- **What is required**: Among the lines below, count those that include "Blue", and state the count alone.

*** Opening of Dataset content ***

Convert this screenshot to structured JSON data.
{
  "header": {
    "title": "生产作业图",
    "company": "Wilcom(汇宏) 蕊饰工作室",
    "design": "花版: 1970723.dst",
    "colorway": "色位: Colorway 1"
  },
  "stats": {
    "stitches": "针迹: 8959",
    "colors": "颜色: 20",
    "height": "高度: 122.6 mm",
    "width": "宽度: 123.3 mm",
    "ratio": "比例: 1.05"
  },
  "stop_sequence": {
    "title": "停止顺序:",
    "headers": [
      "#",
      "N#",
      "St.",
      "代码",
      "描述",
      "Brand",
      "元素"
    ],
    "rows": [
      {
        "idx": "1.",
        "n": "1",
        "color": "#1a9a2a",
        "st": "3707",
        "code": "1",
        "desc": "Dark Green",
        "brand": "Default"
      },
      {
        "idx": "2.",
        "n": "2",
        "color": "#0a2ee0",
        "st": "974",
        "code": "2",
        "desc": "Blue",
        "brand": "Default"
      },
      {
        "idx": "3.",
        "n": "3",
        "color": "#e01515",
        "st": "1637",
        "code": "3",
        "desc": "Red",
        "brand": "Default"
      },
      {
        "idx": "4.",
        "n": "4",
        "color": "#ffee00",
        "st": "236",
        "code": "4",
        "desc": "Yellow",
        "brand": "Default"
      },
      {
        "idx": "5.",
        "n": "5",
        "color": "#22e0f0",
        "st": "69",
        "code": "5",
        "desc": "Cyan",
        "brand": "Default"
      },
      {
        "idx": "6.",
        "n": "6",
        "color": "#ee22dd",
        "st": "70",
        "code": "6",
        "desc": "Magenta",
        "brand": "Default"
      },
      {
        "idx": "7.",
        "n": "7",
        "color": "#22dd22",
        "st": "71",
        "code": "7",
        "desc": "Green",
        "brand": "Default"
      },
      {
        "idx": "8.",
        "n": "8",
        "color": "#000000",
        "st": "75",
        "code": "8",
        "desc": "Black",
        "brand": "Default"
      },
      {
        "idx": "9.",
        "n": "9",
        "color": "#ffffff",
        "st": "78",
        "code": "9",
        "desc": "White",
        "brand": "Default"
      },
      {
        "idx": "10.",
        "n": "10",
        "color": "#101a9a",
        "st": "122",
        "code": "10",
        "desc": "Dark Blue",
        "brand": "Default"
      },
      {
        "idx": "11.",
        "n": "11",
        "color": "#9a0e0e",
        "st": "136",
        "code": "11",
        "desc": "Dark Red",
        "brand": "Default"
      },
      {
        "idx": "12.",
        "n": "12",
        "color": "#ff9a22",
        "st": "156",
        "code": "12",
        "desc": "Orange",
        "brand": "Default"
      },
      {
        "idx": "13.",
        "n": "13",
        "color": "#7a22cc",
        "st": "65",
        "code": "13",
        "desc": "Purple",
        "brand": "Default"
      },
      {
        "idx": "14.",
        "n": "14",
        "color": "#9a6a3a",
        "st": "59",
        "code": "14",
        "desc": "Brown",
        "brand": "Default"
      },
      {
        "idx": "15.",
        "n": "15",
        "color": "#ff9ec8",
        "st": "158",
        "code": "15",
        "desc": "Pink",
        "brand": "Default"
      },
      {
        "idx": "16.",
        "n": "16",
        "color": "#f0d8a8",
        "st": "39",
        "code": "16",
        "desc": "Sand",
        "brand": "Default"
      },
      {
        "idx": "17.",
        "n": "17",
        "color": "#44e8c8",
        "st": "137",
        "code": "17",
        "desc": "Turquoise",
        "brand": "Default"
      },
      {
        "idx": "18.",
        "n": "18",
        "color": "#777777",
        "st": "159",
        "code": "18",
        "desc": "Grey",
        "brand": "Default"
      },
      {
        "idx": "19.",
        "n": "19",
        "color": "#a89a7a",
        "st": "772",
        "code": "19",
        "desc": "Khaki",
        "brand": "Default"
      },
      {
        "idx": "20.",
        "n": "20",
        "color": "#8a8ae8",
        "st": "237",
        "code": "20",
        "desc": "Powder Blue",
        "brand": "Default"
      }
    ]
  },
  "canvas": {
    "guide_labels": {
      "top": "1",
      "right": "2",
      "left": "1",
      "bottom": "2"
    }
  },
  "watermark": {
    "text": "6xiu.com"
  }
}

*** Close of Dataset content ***

- **Final answer**: 3